▶ **EXERCISE AIM**: Filter this listing down to the lines that contain the word "group", and copy them.

══ INFORMATION SUPPLIED ══

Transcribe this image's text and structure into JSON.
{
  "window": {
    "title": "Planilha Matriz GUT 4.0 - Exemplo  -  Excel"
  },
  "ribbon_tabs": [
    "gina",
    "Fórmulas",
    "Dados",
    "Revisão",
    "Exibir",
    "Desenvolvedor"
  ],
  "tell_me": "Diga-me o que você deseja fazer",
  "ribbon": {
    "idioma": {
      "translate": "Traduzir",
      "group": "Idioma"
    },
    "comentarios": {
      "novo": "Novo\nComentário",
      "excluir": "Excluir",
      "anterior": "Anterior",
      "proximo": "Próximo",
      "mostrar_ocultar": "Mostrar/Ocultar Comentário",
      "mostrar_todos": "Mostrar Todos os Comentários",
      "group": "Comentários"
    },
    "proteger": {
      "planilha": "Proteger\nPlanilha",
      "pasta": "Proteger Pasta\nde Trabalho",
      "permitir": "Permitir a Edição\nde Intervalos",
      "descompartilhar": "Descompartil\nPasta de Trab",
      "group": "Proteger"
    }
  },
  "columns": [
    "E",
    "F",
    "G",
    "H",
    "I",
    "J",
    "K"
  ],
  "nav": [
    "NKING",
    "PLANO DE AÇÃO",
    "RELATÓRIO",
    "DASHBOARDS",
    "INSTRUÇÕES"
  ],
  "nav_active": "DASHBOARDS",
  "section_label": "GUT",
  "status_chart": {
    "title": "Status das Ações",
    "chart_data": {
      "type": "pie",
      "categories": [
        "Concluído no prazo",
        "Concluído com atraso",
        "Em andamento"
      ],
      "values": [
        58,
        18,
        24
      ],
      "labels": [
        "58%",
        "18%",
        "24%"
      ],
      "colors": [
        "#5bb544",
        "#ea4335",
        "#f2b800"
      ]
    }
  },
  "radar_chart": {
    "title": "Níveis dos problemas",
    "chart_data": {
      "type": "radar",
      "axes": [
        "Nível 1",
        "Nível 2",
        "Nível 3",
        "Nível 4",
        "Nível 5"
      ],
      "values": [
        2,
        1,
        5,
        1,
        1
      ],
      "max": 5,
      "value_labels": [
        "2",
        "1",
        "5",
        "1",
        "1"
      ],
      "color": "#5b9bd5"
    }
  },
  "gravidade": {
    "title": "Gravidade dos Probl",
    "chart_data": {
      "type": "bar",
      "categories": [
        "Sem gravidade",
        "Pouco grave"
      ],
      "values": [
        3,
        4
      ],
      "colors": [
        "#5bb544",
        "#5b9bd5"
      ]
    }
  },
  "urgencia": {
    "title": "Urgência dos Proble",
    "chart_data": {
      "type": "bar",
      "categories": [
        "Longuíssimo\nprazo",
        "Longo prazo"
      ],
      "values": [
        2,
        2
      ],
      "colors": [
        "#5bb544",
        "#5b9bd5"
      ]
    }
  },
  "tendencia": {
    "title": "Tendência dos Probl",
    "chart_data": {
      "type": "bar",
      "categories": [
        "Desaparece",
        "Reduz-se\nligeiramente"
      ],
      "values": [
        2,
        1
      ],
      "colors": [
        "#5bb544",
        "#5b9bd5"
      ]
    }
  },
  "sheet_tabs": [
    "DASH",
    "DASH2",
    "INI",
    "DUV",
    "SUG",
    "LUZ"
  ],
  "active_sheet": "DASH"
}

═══

▶ **EXERCISE SOLUTION**:
      "group": "Idioma"
      "group": "Comentários"
      "group": "Proteger"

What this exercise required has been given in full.